Read through the data and report every line in which the word "color" occurs.

◆ Working data ◆
Start of Block
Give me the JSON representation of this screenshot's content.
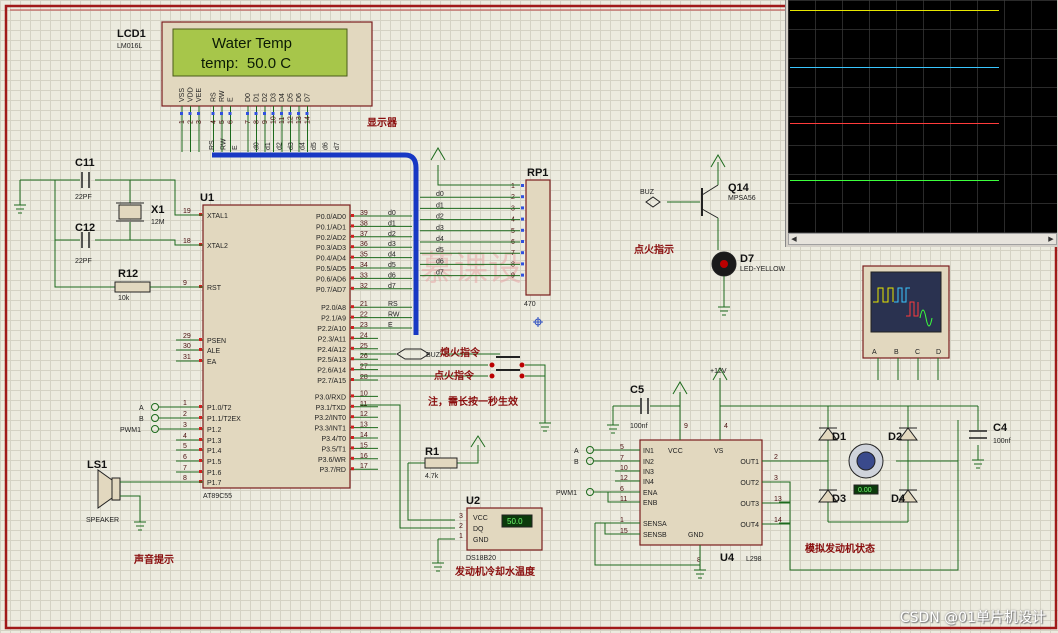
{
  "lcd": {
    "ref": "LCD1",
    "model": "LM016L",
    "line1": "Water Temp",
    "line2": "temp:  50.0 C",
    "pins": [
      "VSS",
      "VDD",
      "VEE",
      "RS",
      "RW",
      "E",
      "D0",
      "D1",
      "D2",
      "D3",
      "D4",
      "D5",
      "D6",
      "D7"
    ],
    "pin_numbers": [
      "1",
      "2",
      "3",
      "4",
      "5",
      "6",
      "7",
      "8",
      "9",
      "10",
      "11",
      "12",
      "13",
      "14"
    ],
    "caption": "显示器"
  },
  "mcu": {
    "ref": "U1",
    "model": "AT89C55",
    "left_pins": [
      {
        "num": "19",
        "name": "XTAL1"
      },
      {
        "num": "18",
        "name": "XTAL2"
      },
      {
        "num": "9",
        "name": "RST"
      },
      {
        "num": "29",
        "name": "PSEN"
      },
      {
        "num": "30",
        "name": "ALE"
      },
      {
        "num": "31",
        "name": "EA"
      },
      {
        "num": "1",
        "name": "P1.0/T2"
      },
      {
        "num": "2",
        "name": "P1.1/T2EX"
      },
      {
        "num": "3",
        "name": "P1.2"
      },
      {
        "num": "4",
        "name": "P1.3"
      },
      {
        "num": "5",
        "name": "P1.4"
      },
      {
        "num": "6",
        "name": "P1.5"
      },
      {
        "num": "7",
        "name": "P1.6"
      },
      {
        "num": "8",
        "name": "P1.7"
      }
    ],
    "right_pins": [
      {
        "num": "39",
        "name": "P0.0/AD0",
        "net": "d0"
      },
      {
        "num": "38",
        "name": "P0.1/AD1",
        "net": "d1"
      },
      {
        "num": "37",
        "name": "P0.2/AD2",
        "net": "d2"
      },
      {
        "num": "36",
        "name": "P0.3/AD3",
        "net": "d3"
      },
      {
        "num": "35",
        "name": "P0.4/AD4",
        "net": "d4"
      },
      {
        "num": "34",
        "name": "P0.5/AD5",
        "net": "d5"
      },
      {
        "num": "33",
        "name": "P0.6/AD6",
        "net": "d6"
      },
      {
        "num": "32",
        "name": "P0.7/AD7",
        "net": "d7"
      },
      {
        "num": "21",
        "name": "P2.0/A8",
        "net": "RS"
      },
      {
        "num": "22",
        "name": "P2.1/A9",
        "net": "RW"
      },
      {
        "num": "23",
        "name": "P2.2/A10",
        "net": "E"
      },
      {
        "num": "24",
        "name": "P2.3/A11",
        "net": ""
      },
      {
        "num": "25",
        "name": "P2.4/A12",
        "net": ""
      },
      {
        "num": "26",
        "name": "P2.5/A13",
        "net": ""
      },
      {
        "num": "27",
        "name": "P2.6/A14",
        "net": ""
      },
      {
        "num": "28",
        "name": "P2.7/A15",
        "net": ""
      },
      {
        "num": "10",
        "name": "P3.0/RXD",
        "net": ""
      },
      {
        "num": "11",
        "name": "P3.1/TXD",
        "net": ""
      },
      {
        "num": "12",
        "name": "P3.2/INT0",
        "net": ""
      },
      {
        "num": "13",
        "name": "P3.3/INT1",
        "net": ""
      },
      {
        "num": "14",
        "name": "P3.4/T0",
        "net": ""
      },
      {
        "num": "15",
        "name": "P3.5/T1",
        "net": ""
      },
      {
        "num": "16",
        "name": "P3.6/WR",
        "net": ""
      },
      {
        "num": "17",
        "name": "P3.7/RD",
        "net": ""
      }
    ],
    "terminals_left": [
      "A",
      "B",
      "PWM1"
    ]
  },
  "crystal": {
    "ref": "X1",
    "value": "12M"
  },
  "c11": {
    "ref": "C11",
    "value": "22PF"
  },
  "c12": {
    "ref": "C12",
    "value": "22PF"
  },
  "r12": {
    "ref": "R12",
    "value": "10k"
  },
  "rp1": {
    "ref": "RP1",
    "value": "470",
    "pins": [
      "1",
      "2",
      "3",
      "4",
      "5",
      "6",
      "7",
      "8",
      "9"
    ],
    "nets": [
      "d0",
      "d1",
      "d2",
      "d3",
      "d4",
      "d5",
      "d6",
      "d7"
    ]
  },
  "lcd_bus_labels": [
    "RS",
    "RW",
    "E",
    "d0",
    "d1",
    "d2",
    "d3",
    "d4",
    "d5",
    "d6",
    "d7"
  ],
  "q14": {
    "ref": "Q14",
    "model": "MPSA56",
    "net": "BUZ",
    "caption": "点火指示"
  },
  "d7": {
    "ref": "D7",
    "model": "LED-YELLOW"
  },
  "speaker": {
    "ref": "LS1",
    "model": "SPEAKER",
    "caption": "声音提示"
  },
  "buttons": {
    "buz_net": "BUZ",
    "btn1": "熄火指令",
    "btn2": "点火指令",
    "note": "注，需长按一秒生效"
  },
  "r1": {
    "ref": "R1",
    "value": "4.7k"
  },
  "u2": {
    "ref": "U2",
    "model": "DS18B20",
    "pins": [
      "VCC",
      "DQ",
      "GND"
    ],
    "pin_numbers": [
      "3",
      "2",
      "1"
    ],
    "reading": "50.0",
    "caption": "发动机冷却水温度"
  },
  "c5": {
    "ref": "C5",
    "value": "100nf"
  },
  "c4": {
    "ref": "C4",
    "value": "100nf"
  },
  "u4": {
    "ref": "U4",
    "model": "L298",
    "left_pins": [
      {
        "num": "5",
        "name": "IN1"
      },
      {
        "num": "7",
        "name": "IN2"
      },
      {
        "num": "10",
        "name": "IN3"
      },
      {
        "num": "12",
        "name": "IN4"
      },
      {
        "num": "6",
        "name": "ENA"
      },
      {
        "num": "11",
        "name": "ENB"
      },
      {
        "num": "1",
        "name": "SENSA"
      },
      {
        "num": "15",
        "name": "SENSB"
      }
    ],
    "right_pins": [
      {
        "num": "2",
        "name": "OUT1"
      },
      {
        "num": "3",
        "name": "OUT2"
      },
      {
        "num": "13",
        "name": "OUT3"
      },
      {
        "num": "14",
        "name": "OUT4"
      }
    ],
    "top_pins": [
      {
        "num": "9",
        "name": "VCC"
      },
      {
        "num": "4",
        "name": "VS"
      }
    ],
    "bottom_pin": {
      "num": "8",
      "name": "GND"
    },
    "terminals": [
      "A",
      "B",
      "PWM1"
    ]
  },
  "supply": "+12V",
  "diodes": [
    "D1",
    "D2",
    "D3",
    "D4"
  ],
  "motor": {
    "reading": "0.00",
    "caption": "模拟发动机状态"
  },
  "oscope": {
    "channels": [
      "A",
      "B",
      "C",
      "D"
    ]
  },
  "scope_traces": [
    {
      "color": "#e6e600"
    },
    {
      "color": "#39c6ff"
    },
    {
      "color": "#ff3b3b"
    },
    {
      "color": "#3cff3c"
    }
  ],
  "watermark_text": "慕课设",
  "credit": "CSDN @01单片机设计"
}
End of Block
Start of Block
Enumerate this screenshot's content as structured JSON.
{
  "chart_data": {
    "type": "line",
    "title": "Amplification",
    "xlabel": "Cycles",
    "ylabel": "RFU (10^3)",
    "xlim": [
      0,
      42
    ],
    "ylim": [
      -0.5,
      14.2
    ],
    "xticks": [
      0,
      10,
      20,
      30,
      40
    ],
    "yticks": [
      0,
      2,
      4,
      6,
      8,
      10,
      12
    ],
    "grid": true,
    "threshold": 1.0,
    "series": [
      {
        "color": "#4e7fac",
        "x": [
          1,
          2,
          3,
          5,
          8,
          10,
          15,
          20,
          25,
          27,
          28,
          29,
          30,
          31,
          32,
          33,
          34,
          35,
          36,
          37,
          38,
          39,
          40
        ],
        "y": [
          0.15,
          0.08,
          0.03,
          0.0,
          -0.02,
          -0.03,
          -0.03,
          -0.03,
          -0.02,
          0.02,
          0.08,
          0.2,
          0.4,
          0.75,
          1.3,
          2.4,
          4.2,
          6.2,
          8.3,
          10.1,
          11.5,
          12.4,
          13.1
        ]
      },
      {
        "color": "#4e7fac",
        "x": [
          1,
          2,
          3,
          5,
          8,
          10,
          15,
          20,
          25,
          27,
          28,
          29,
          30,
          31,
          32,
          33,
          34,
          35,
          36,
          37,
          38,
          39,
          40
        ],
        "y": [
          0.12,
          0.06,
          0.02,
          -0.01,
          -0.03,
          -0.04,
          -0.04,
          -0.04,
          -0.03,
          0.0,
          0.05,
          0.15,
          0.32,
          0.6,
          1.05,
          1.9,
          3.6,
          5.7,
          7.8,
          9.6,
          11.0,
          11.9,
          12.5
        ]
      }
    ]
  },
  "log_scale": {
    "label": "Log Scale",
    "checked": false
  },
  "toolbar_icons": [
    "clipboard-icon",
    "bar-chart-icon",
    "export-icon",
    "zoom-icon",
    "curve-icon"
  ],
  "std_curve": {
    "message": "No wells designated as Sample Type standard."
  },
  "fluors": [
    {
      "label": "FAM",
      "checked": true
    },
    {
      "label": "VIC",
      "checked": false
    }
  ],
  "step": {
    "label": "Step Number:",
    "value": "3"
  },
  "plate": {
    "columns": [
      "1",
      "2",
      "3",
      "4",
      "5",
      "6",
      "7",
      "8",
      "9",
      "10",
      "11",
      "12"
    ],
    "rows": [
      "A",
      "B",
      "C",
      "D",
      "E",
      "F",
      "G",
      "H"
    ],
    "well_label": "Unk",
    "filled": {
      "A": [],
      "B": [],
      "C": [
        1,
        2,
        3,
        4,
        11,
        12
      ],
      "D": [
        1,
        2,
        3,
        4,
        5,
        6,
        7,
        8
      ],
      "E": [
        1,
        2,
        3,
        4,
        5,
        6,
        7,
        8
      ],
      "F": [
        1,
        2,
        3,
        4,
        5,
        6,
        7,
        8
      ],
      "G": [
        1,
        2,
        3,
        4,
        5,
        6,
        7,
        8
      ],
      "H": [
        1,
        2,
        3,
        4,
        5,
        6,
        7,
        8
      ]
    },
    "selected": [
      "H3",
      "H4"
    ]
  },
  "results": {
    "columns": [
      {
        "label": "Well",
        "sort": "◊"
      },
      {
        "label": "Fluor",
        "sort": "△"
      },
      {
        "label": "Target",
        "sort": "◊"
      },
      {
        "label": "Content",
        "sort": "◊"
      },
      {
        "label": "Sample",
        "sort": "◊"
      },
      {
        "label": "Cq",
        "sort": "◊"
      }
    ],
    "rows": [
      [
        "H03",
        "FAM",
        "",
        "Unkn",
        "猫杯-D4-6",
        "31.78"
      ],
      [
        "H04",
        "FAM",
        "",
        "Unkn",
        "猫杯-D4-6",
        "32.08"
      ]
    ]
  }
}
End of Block
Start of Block
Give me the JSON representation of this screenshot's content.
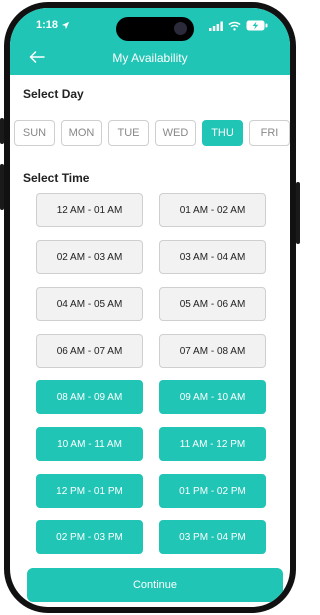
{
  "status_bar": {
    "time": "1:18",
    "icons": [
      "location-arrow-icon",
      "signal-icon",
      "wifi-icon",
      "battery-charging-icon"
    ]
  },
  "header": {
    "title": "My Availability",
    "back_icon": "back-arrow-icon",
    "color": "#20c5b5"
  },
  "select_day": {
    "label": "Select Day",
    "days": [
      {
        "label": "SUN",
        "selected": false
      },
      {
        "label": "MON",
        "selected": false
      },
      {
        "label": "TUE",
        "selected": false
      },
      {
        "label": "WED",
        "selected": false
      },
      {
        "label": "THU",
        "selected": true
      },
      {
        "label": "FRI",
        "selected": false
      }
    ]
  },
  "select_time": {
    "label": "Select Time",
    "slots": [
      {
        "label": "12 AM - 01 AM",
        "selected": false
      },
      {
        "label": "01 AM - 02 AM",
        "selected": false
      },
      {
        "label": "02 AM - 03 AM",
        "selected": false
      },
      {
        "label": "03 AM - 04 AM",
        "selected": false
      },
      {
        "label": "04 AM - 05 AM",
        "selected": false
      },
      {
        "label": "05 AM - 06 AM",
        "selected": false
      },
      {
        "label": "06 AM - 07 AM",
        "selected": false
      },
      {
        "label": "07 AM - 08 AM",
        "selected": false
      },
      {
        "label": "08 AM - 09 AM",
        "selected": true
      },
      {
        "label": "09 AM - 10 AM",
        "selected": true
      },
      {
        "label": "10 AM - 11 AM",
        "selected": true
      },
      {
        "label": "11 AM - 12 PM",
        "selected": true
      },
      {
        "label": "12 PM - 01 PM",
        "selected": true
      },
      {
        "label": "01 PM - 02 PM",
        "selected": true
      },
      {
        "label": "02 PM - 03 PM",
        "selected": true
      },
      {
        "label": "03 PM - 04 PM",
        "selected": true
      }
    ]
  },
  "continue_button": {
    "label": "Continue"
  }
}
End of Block
◆ Output below ◆
      "color": "#e6e600"
      "color": "#39c6ff"
      "color": "#ff3b3b"
      "color": "#3cff3c"
        "color": "#4e7fac",
        "color": "#4e7fac",
    "color": "#20c5b5"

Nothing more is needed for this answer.